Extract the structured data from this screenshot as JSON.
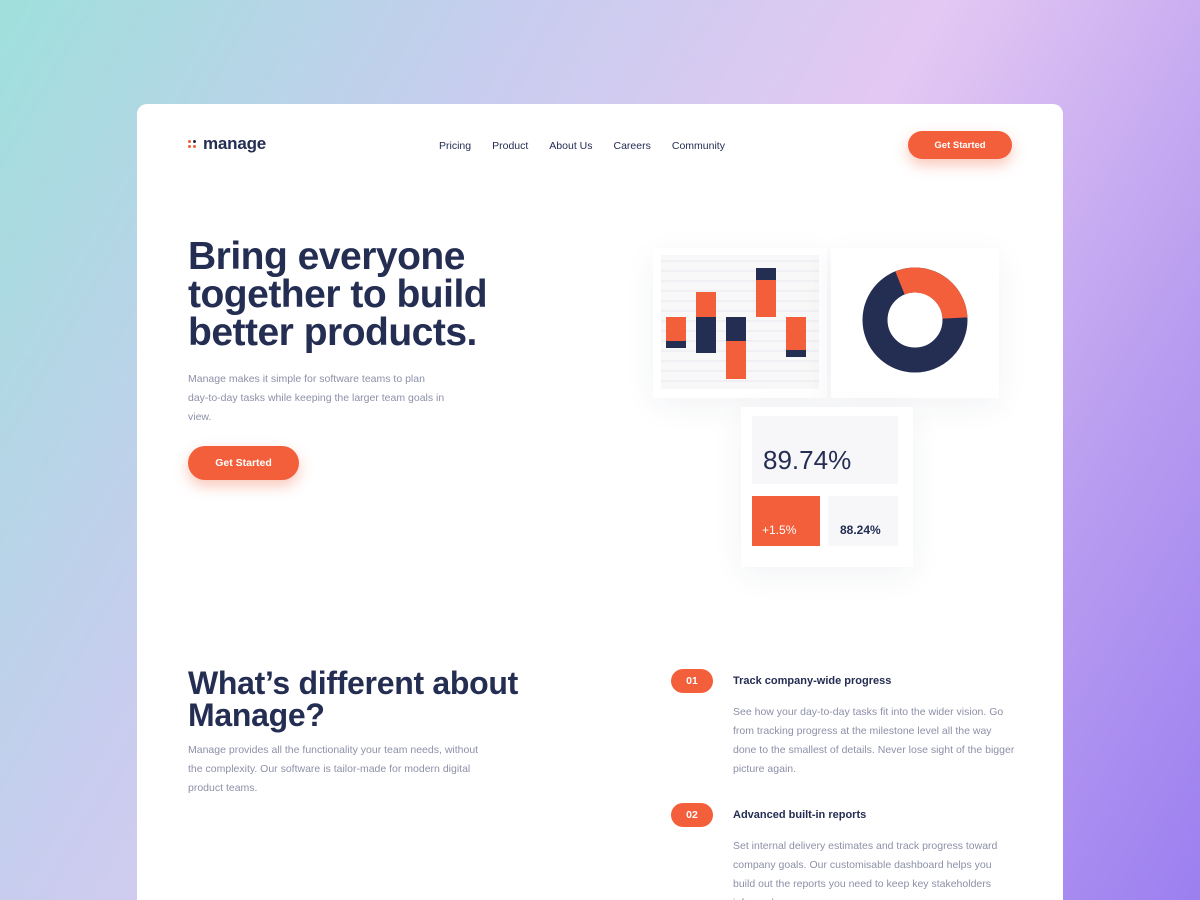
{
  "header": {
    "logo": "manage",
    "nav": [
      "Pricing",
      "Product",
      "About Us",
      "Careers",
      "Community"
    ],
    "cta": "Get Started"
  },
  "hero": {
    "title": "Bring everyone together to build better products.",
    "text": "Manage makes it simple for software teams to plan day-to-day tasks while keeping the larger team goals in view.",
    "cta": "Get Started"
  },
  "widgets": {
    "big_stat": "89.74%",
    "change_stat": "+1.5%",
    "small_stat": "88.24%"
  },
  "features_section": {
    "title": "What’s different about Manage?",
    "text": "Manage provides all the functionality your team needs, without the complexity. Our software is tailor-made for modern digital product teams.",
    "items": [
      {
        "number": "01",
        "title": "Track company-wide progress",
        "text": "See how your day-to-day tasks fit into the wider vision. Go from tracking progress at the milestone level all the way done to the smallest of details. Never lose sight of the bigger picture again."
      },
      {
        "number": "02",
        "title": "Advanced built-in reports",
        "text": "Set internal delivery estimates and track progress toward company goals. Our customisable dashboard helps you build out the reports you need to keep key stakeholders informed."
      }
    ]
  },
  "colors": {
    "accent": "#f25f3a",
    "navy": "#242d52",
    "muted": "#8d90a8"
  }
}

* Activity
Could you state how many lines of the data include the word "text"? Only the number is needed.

* Solution for this task
4